White River

Drifting and Wading Rim Shoals

Posted by John Berry on May 16th, 2014
Print Friendly and PDF
Recommend this post:

John Blair behind 1st Island at Rim Shoals

Last week I had a two guide trip with my friend Dennis Schule. He is a retired police detective from Minnesota, who has substantial guiding experience both here and Montana. We are partners in a fairly new guide service, Blue Ribbon Guides. We worked together at Blue Ribbon Fly Shop and formed the guide service, when the shop closed a couple of years ago. The trip was to guide two couples. The husbands were accomplished anglers and the wives were fairly new to fly fishing. After studying the generator prediction and the real time flows from the Corps of Engineers, we decided to fish Rim Shoals. Dennis and I had done well there, with other clients, a few days earlier.

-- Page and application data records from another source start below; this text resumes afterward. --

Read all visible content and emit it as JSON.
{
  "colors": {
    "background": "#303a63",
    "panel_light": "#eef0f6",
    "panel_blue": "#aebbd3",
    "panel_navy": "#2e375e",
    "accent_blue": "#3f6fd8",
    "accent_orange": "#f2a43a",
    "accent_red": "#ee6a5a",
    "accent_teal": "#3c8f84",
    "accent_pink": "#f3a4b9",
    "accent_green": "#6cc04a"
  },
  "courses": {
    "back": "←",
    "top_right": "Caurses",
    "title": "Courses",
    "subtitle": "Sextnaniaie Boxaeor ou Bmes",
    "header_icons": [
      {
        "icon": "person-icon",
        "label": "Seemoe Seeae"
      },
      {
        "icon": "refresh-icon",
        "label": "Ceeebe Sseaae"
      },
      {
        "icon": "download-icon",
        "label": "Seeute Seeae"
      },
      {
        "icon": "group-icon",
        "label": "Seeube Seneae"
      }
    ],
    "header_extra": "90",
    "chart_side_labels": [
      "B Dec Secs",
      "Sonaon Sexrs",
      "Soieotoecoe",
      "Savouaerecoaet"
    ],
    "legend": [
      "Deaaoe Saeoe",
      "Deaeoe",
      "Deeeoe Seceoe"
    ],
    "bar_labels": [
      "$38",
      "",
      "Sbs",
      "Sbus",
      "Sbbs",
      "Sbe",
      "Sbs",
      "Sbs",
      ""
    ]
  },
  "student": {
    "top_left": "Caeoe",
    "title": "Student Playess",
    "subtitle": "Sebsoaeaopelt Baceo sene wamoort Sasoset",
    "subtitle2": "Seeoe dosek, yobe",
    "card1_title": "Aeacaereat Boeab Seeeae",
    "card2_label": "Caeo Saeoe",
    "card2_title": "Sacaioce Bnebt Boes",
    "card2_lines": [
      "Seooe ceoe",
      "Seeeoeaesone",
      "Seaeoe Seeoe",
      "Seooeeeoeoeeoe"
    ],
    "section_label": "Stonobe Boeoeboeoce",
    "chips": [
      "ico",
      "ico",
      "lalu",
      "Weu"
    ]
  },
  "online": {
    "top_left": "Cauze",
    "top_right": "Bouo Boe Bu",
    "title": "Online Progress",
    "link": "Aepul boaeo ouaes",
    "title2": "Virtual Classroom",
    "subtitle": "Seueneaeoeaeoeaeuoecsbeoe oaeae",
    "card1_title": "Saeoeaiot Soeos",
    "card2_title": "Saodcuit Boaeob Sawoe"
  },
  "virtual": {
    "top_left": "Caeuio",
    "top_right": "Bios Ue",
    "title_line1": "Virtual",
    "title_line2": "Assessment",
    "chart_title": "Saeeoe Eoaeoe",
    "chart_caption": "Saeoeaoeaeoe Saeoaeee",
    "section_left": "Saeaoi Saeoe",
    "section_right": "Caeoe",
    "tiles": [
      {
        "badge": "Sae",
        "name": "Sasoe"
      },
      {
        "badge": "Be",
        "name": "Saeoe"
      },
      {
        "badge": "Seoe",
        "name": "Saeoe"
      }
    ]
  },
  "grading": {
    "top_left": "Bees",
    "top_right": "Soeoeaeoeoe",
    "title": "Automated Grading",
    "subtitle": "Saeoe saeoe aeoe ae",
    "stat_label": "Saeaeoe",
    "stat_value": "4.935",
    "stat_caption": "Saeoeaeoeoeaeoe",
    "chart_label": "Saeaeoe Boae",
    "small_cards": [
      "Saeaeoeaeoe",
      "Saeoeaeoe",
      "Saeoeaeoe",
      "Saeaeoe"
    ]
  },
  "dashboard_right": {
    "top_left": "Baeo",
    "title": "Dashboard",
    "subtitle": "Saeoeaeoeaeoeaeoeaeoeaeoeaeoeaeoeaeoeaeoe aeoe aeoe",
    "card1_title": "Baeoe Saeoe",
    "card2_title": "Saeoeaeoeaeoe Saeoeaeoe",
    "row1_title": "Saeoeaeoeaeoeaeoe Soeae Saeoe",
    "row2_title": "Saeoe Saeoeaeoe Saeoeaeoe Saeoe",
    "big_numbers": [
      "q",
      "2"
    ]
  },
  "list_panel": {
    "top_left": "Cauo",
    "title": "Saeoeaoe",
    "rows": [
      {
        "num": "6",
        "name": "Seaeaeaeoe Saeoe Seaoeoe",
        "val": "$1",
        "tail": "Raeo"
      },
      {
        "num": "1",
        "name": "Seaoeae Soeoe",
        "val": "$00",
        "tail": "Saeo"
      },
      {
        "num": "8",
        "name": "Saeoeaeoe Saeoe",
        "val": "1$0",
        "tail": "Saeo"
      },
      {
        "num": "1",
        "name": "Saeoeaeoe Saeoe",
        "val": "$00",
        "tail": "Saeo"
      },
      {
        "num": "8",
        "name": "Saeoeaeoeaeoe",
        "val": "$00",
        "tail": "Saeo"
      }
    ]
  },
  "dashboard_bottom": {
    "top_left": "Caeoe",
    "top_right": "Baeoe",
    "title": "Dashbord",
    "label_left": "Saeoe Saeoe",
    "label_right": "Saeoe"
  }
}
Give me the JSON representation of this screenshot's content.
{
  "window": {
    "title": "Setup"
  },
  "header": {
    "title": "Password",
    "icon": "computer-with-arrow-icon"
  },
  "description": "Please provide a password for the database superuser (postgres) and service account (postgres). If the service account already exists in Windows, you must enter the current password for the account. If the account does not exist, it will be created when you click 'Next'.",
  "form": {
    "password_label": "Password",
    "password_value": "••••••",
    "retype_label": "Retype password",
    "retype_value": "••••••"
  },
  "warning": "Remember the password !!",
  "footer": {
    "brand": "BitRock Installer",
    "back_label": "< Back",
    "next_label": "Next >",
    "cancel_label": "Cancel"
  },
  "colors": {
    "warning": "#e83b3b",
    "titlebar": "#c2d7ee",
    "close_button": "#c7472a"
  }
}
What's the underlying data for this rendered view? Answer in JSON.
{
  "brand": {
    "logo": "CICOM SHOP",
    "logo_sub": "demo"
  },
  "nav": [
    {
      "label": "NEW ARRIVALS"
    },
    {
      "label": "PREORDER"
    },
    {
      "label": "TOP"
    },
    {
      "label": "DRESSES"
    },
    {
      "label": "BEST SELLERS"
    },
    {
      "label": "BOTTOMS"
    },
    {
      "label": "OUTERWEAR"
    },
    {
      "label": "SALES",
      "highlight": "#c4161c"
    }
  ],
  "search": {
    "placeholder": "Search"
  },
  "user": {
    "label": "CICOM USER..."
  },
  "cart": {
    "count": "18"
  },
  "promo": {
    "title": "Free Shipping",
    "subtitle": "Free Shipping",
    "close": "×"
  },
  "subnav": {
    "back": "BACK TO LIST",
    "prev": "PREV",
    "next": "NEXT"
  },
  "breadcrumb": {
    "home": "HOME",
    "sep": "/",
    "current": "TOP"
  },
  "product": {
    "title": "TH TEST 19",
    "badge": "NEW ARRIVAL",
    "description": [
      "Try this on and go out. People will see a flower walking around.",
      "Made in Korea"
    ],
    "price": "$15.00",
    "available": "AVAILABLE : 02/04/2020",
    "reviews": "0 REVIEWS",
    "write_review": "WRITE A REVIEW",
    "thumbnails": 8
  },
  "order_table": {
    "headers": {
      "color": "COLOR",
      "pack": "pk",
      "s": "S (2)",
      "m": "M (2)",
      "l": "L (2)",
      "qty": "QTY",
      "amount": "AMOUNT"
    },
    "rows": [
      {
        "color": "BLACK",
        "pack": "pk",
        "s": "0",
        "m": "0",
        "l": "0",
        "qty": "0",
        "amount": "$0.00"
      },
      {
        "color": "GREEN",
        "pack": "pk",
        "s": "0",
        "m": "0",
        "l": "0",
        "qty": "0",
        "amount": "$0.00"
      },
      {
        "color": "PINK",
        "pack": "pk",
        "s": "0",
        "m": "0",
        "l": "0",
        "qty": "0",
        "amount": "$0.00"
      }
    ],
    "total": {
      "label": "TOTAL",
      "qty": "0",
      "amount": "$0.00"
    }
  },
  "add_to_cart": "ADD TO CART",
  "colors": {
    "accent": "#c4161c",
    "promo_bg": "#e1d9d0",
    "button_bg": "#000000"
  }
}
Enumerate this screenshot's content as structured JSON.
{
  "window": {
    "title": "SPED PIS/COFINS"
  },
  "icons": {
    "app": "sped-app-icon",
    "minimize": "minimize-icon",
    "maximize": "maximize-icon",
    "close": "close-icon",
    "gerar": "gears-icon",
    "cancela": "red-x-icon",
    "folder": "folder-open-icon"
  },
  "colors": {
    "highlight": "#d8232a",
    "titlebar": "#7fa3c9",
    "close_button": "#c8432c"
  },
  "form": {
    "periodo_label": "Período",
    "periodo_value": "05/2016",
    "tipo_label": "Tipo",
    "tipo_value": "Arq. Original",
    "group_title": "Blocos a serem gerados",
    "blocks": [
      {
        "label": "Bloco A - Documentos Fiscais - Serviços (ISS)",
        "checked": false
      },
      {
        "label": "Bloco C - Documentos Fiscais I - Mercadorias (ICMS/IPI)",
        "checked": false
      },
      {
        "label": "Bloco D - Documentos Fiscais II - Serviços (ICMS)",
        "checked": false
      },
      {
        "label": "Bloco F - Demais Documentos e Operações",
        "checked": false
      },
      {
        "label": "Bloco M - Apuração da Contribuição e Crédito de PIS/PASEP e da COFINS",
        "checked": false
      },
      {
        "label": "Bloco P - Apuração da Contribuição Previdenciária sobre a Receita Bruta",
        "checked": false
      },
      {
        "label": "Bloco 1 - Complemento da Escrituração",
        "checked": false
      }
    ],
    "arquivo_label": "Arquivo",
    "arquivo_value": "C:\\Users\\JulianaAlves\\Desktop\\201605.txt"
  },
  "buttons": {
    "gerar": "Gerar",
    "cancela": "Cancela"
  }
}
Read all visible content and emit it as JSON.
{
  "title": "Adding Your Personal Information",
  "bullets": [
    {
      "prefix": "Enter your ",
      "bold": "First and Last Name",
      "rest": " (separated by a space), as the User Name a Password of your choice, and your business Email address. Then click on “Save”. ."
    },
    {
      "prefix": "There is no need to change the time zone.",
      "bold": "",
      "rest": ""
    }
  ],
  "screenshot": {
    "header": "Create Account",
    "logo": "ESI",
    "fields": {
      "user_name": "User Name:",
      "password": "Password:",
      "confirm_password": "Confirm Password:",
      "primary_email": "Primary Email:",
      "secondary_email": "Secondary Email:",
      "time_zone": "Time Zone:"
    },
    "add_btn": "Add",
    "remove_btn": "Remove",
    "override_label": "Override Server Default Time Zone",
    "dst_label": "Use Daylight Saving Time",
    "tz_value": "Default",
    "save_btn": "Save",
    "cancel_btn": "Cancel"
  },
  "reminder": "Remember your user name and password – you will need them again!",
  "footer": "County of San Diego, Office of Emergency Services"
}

It was a sunny, warm day with mild winds. There was low water. It was a bit more than the predicted minimum flow but it was dropping. The parking lot was full. I was concerned that it would be a bit crowded. It later turned out to be a group of bait fishing guides on a big half day trip. They all fished outside the Catch and Release section where Dennis and I would fish. In fact, we pretty much had Rim Shoals to ourselves all day.

I fished with Dan and his wife, Nicki. We began the day drift fishing. I had rigged them with double fly rigs, a size 18 ruby midge below a Clint’s Sunday special (a local caddis pupa pattern) with a bit of lead and a Thingamabobber. Dan was on fire and was catching trout after trout on virtually every drift. Nicki was struggling a bit but still managed to catch around ten before lunch. When we stopped for lunch Dennis and his clients joined us at a picnic table in the shade. We compared notes and found out that we had all landed a lot of fish and everyone had lost count.

After lunch, Dan and Nicki eyed the low water and told me that they wanted me to quit drifting and wade fish. As a guide I was hesitant to quit a technique that was working so well. At the same time, I wanted to please my clients. We all donned our waders and I headed to a riffle where we could easily wade and hopefully catch some fish.

I took a few minutes to rig Nicky’s rod with an olive woolly bugger and a lot of lead. I carefully placed her in some productive water. I left Dan rigged as he was when we were drifting and placed him in some good water nearby. He hooked a couple of good fish but was unable to land them in the heavy current. Meanwhile, Nicki was on fire. She was landing a lot of very good fish on the olive woolly bugger.

Dan did not want to fish woolly buggers and wanted to try something new. I rigged him up with a soft hackle and placed him below Nicki, making sure that she had plenty of room to maneuver and catch fish. About that time, she hit a good fish. I quickly moved to her location in order to net it. I had her gently move the fish out of the heavy current into milder water. I was able to net the fish and we then moved toward the bank to take a picture. It was a magnificent twenty inch rainbow. I took several photos and we then gently released the trout.

I turned my attention to Dan. We tried several soft hackles before we settled on the partridge and orange. I noticed trout rising and assumed that they were keying in on emerging insects. The partridge and orange did the trick and Dan was soon into a lot of trout. Now I had both Dan and Nicki catching a lot of fish. They were very happy with the outcome. They got to drift fish in the morning and try a new technique and wade in the afternoon. We fished late. At the end of the day Dennis and I estimated that we had collectively caught around one hundred fifty trout that day.

When you are guiding, it is important to listen to your clients and if possible make changes in location and technique to make their day as pleasant for them as possible.

Leave a Comment

comments

Print Friendly and PDF
Recommend this post: